Dr. Seuss wrote one screenplay in his long career as a writer: the cracked, magical, cult classic 1953 children's movie The 5,000 Fingers of Dr. T. It was a flop on release, and Dr. Seuss reportedly hated it, but it's actually a wonderfully weird, funny, charming musical, and everything I wish Where the Wild Things Are could have been.
The movie is about a boy, Bart Collins, whose single mother forces him to take piano lessons from the domineering Dr. Terwilliker. Most of the movie is set Bart's daydreams about a horrible Dr. Terwilliker-ruled prison camp for boy pianists, with his mother as Terwilliker's second-in-command and future wife. Dr. T's diabolical plan? Assembling 500 boys, with their 5,000 fingers, to play simultaneously at a gigantic two-story piano he built. Despite Seuss's dissatisfaction, the movie bears his stamp in every frame. The daydream sets bear the look of his illustrations, despite a low budget, and the book and lyrics both share his delight in mischievous wordplay. (The boy's name, Bart Collins, is of course reminiscent of Bartholomew Cubbins, titular protagonist of two prose works by Dr. Seuss, written in 1938 and 1949.)
I was inspired to check the movie out by a feature in The Onion A.V. Club about one of the film's loveliest setpieces, a shadowboxing dance between the evil Dr. T and the heroic plumber August Zabladowski, in which the two fight to a draw by making menacing expressions and pointing their fingers at one another. Dr. T is played by Hans Conried, who is perhaps best known as the voice of Snidely Whiplash, and he plays his role exactly like a cartoon villain, with contorted face, overarticulated diction and rrrrrrolled r's. Zabladowski is the straight man, and all he has to do is act normal, without being too surprised by all the absurdity around him. He later has a touching scene with Bart, who wants him for a father, as they pantomime going on a fishing trip. They watch another fantastic setpiece of a performance by all the musicians Dr. T has thrown into his dungeons, unfortunate souls who play instruments other than the piano.
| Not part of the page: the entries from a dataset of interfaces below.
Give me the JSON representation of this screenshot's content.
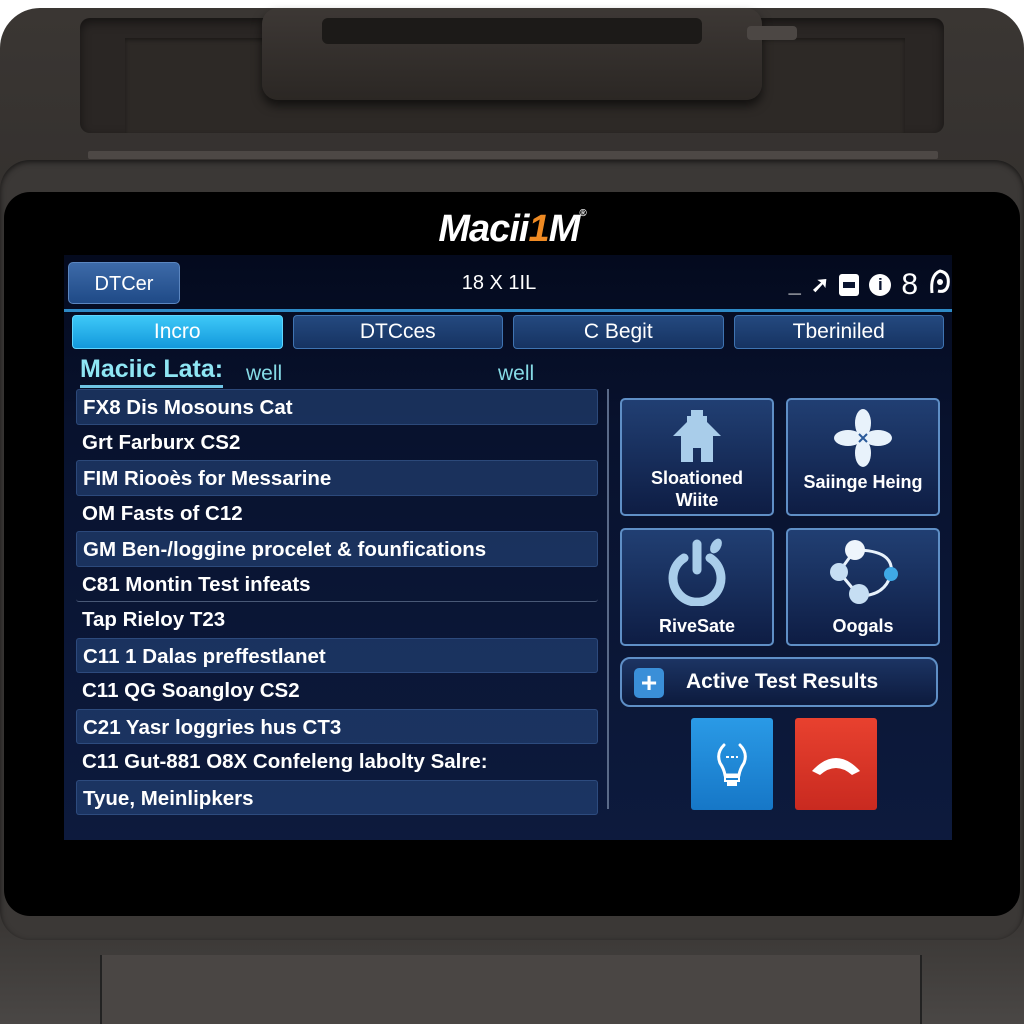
{
  "device": {
    "brand_logo": {
      "prefix": "Macii",
      "accent": "1",
      "suffix": "M",
      "mark": "®"
    },
    "brand_accent_color": "#ef8a23"
  },
  "status_bar": {
    "left_button": "DTCer",
    "center_text": "18 X 1IL",
    "icons": [
      "minimize-icon",
      "share-arrow-icon",
      "battery-icon",
      "info-icon",
      "signal-icon"
    ],
    "right_text": "8"
  },
  "tabs": [
    {
      "label": "Incro",
      "active": true
    },
    {
      "label": "DTCces",
      "active": false
    },
    {
      "label": "C Begit",
      "active": false
    },
    {
      "label": "Tberiniled",
      "active": false
    }
  ],
  "section": {
    "title": "Maciic Lata:",
    "value_1": "well",
    "value_2": "well"
  },
  "list_items": [
    "FX8 Dis Mosouns Cat",
    "Grt Farburx CS2",
    "FIM Riooès for Messarine",
    "OM Fasts of C12",
    "GM Ben-/loggine procelet & founfications",
    "C81 Montin Test infeats",
    "Tap Rieloy T23",
    "C11 1 Dalas preffestlanet",
    "C11  QG Soangloy CS2",
    "C21  Yasr loggries hus CT3",
    "C11  Gut-881 O8X Confeleng labolty Salre:",
    "Tyue, Meinlipkers"
  ],
  "tiles": [
    {
      "label_line1": "Sloationed",
      "label_line2": "Wiite",
      "icon": "house-icon"
    },
    {
      "label_line1": "Saiinge Heing",
      "label_line2": "",
      "icon": "clover-icon"
    },
    {
      "label_line1": "RiveSate",
      "label_line2": "",
      "icon": "power-icon"
    },
    {
      "label_line1": "Oogals",
      "label_line2": "",
      "icon": "network-nodes-icon"
    }
  ],
  "active_test_results": {
    "label": "Active Test Results",
    "icon": "plus-icon"
  },
  "action_buttons": [
    {
      "icon": "lightbulb-icon",
      "color": "#1f88d8"
    },
    {
      "icon": "hang-up-icon",
      "color": "#dc3627"
    }
  ],
  "colors": {
    "screen_bg": "#08122e",
    "active_tab": "#29b4ee",
    "section_title": "#8fe6f4"
  }
}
As with most movies of its type, not all the songs are memorable, and the cute young boy who plays the protagonist is a bit blank as an actor. The low-budget sets are evocative, but not nearly as rich as Dr. Seuss's wonderful illustrations. And Conried pitches his performance to the rafters, so those who prefer subtle villains will find it a bit much. But these are trifles. It entirely succeeds on its own bizarre terms.
Crossposted on Remingtonstein.